Oh, by they way, we’re going to have an income tax to redistribute the wealth. Oh, by the way, we’re going to elect our senators directly. Oh, by the way, we’re going to eliminate alcohol. Oh, by the way, we’re going to allow women to vote.
This is an amazing time of a very positive sense that government could be a major force in creating that shining city on the hill ... we were obligated to fix society.
And what people, perhaps naively, perhaps blindly, fixed on was the notion that you could do it all by getting rid of alcohol.
It turns out that the thing you can’t have, alcohol, is what you want the most?
Mark Twain said “Nothing so needs reforming as other people’s habits.” But his last line is, “It is the prohibition that makes anything precious.”
We do still legislate against other “sins” such as gambling, smoking, use of drugs.
Let’s set the record straight: We do legislate morality. We have laws against murder. We have laws against stealing....
The rub is in all these places where we’re not sure, where we perceive a victimless crime.... [Prohibition] asks questions about how we handle gambling [today], how we handle drugs, particularly.
Did anything good come from going through prohibition?
I think that we’re suspicious of the panacea, the magic bullet, the cure all.
We learned a lesson?

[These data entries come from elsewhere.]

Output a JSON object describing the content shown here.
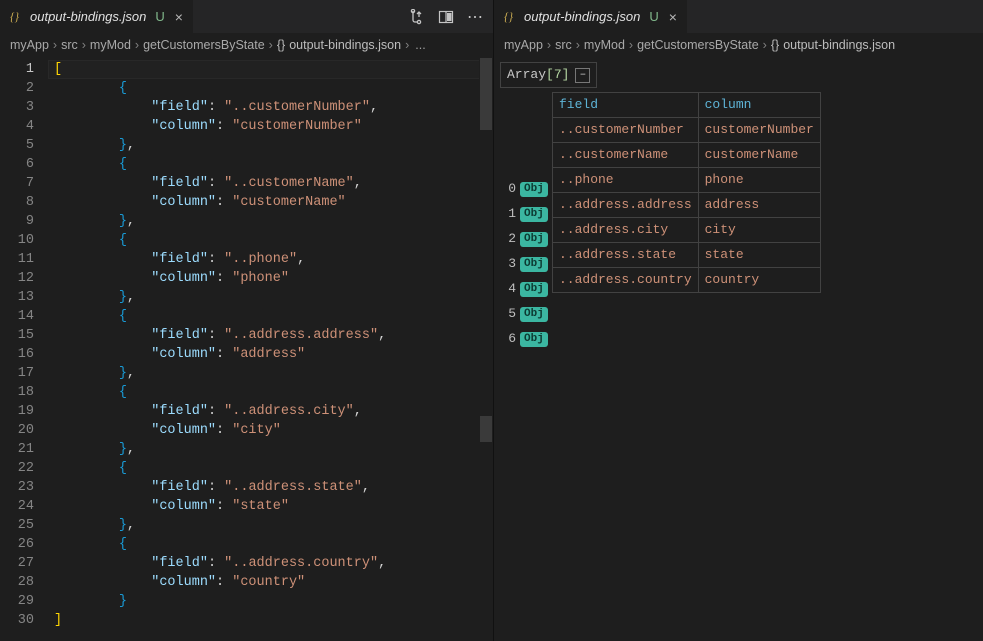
{
  "left": {
    "tab": {
      "filename": "output-bindings.json",
      "modified_marker": "U"
    },
    "breadcrumb": [
      "myApp",
      "src",
      "myMod",
      "getCustomersByState",
      "output-bindings.json"
    ],
    "breadcrumb_trailing": "...",
    "toolbar": {
      "more": "⋯"
    },
    "code": {
      "key_field": "field",
      "key_column": "column",
      "entries": [
        {
          "field": "..customerNumber",
          "column": "customerNumber"
        },
        {
          "field": "..customerName",
          "column": "customerName"
        },
        {
          "field": "..phone",
          "column": "phone"
        },
        {
          "field": "..address.address",
          "column": "address"
        },
        {
          "field": "..address.city",
          "column": "city"
        },
        {
          "field": "..address.state",
          "column": "state"
        },
        {
          "field": "..address.country",
          "column": "country"
        }
      ],
      "line_count": 30
    }
  },
  "right": {
    "tab": {
      "filename": "output-bindings.json",
      "modified_marker": "U"
    },
    "breadcrumb": [
      "myApp",
      "src",
      "myMod",
      "getCustomersByState",
      "output-bindings.json"
    ],
    "array_label": "Array",
    "array_len": "[7]",
    "collapse_label": "–",
    "obj_badge": "Obj",
    "table": {
      "headers": [
        "field",
        "column"
      ],
      "rows": [
        [
          "..customerNumber",
          "customerNumber"
        ],
        [
          "..customerName",
          "customerName"
        ],
        [
          "..phone",
          "phone"
        ],
        [
          "..address.address",
          "address"
        ],
        [
          "..address.city",
          "city"
        ],
        [
          "..address.state",
          "state"
        ],
        [
          "..address.country",
          "country"
        ]
      ]
    }
  },
  "chart_data": {
    "type": "table",
    "title": "output-bindings.json array preview",
    "headers": [
      "index",
      "field",
      "column"
    ],
    "rows": [
      [
        0,
        "..customerNumber",
        "customerNumber"
      ],
      [
        1,
        "..customerName",
        "customerName"
      ],
      [
        2,
        "..phone",
        "phone"
      ],
      [
        3,
        "..address.address",
        "address"
      ],
      [
        4,
        "..address.city",
        "city"
      ],
      [
        5,
        "..address.state",
        "state"
      ],
      [
        6,
        "..address.country",
        "country"
      ]
    ]
  }
}
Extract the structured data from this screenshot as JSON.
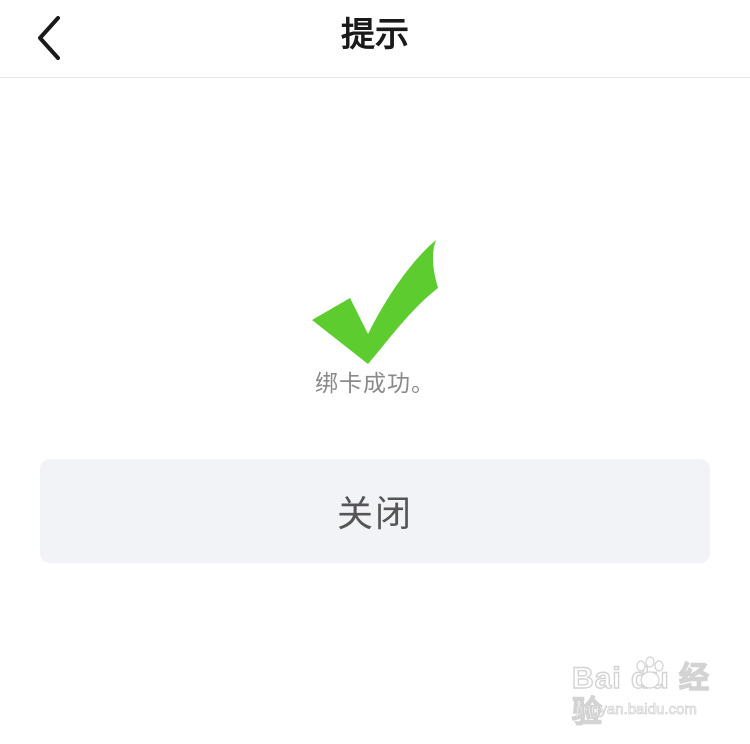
{
  "navbar": {
    "title": "提示",
    "back_icon": "chevron-left-icon"
  },
  "result": {
    "icon": "checkmark-icon",
    "icon_color": "#5ccc2e",
    "message": "绑卡成功。"
  },
  "actions": {
    "close_label": "关闭"
  },
  "watermark": {
    "logo_text": "Bai du 经验",
    "url_text": "jingyan.baidu.com"
  }
}
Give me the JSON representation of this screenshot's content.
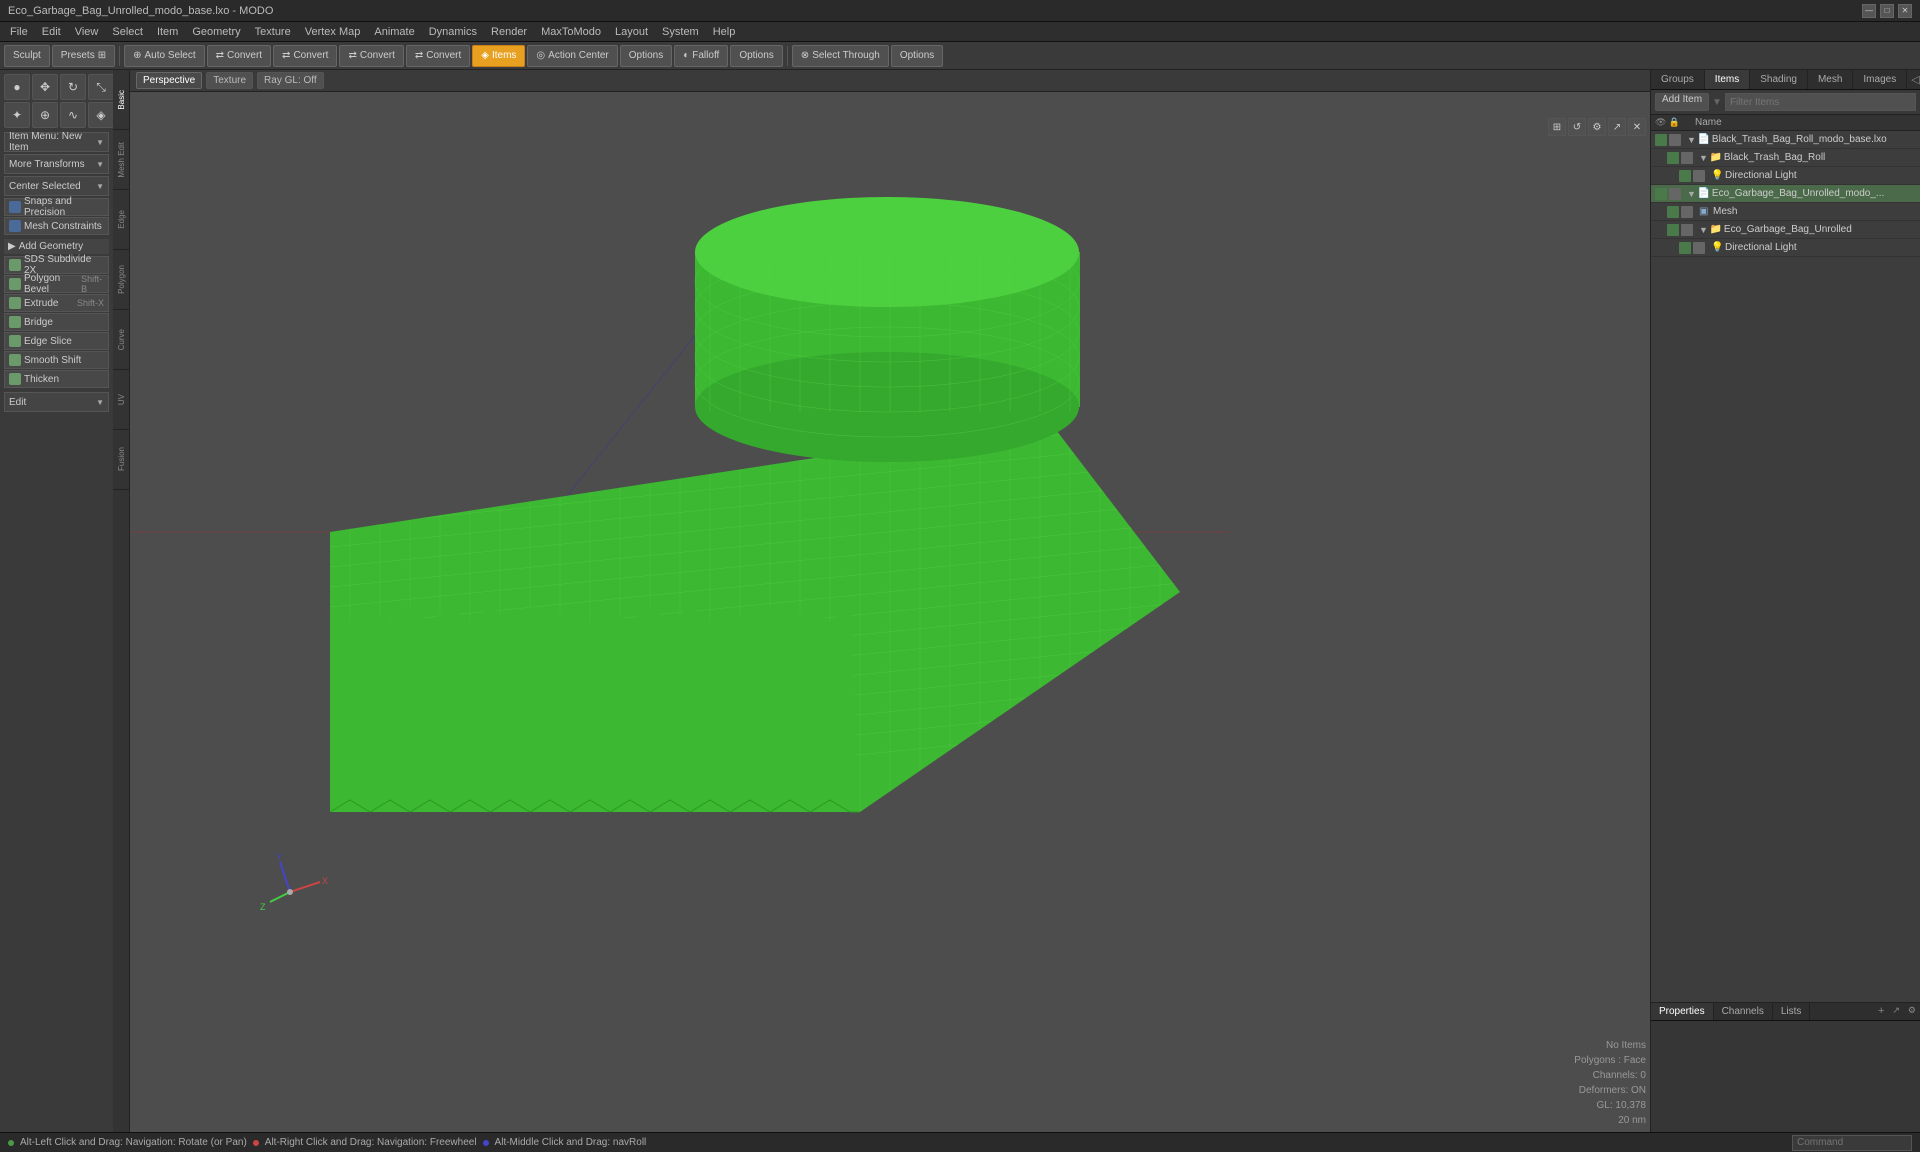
{
  "window": {
    "title": "Eco_Garbage_Bag_Unrolled_modo_base.lxo - MODO"
  },
  "titlebar": {
    "controls": [
      "—",
      "□",
      "✕"
    ]
  },
  "menu": {
    "items": [
      "File",
      "Edit",
      "View",
      "Select",
      "Item",
      "Geometry",
      "Texture",
      "Vertex Map",
      "Animate",
      "Dynamics",
      "Render",
      "MaxToModo",
      "Layout",
      "System",
      "Help"
    ]
  },
  "toolbar": {
    "sculpt_label": "Sculpt",
    "presets_label": "Presets",
    "buttons": [
      {
        "label": "Auto Select",
        "icon": "⊕",
        "active": false
      },
      {
        "label": "Convert",
        "icon": "⇄",
        "active": false
      },
      {
        "label": "Convert",
        "icon": "⇄",
        "active": false
      },
      {
        "label": "Convert",
        "icon": "⇄",
        "active": false
      },
      {
        "label": "Convert",
        "icon": "⇄",
        "active": false
      },
      {
        "label": "Items",
        "icon": "◈",
        "active": true
      },
      {
        "label": "Action Center",
        "icon": "◎",
        "active": false
      },
      {
        "label": "Options",
        "icon": "",
        "active": false
      },
      {
        "label": "Falloff",
        "icon": "◐",
        "active": false
      },
      {
        "label": "Options",
        "icon": "",
        "active": false
      },
      {
        "label": "Select Through",
        "icon": "⊗",
        "active": false
      },
      {
        "label": "Options",
        "icon": "",
        "active": false
      }
    ]
  },
  "left_sidebar": {
    "tool_icons": [
      {
        "symbol": "●",
        "title": "Select"
      },
      {
        "symbol": "✥",
        "title": "Move"
      },
      {
        "symbol": "↻",
        "title": "Rotate"
      },
      {
        "symbol": "⤡",
        "title": "Scale"
      },
      {
        "symbol": "✦",
        "title": "Transform"
      },
      {
        "symbol": "⊕",
        "title": "Add"
      },
      {
        "symbol": "∿",
        "title": "Smooth"
      },
      {
        "symbol": "◈",
        "title": "UV"
      }
    ],
    "dropdowns": [
      {
        "label": "Item Menu: New Item",
        "id": "item-menu"
      },
      {
        "label": "More Transforms",
        "id": "more-transforms"
      },
      {
        "label": "Center Selected",
        "id": "center-selected"
      }
    ],
    "snaps": {
      "label": "Snaps and Precision",
      "sub": "Mesh Constraints"
    },
    "geometry_section": "Add Geometry",
    "tools": [
      {
        "label": "SDS Subdivide 2X",
        "icon": "green",
        "shortcut": ""
      },
      {
        "label": "Polygon Bevel",
        "icon": "green",
        "shortcut": "Shift-B"
      },
      {
        "label": "Extrude",
        "icon": "green",
        "shortcut": "Shift-X"
      },
      {
        "label": "Bridge",
        "icon": "green",
        "shortcut": ""
      },
      {
        "label": "Edge Slice",
        "icon": "green",
        "shortcut": ""
      },
      {
        "label": "Smooth Shift",
        "icon": "green",
        "shortcut": ""
      },
      {
        "label": "Thicken",
        "icon": "green",
        "shortcut": ""
      }
    ],
    "edit_dropdown": "Edit",
    "vtabs": [
      "Basic",
      "Mesh Edit",
      "Edge",
      "Polygon",
      "Curve",
      "UV",
      "Fusion"
    ]
  },
  "viewport": {
    "tabs": [
      {
        "label": "Perspective",
        "active": true
      },
      {
        "label": "Texture",
        "active": false
      },
      {
        "label": "Ray GL: Off",
        "active": false
      }
    ],
    "corner_icons": [
      "⊞",
      "↺",
      "⚙",
      "↗",
      "✕"
    ],
    "info": {
      "no_items": "No Items",
      "polygons_face": "Polygons : Face",
      "channels": "Channels: 0",
      "deformers": "Deformers: ON",
      "gl": "GL: 10,378",
      "unit": "20 nm"
    }
  },
  "right_panel": {
    "tabs": [
      "Groups",
      "Items",
      "Shading",
      "Mesh",
      "Images"
    ],
    "active_tab": "Items",
    "toolbar": {
      "add_item": "Add Item",
      "filter_placeholder": "Filter Items"
    },
    "items_columns": [
      "",
      "Name"
    ],
    "items_tree": [
      {
        "id": "root1",
        "label": "Black_Trash_Bag_Roll_modo_base.lxo",
        "level": 0,
        "expanded": true,
        "type": "file"
      },
      {
        "id": "child1",
        "label": "Black_Trash_Bag_Roll",
        "level": 1,
        "expanded": true,
        "type": "group"
      },
      {
        "id": "child1a",
        "label": "Directional Light",
        "level": 2,
        "expanded": false,
        "type": "light"
      },
      {
        "id": "root2",
        "label": "Eco_Garbage_Bag_Unrolled_modo_...",
        "level": 0,
        "expanded": true,
        "type": "file",
        "selected": true
      },
      {
        "id": "root2a",
        "label": "Mesh",
        "level": 1,
        "expanded": false,
        "type": "mesh"
      },
      {
        "id": "root2b",
        "label": "Eco_Garbage_Bag_Unrolled",
        "level": 1,
        "expanded": false,
        "type": "group"
      },
      {
        "id": "root2c",
        "label": "Directional Light",
        "level": 2,
        "expanded": false,
        "type": "light"
      }
    ],
    "bottom_tabs": [
      "Properties",
      "Channels",
      "Lists"
    ],
    "active_bottom_tab": "Properties"
  },
  "status_bar": {
    "left": "Alt-Left Click and Drag: Navigation: Rotate (or Pan)",
    "mid": "Alt-Right Click and Drag: Navigation: Freewheel",
    "right": "Alt-Middle Click and Drag: navRoll",
    "command_placeholder": "Command"
  }
}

In some ways the whole story is a positive one for a democratic people. We had this notion, however naive but very democratic, that we could vote in this notion that we thought would help society. It didn’t, and we got rid of it. That’s a good story – oops, we made a mistake.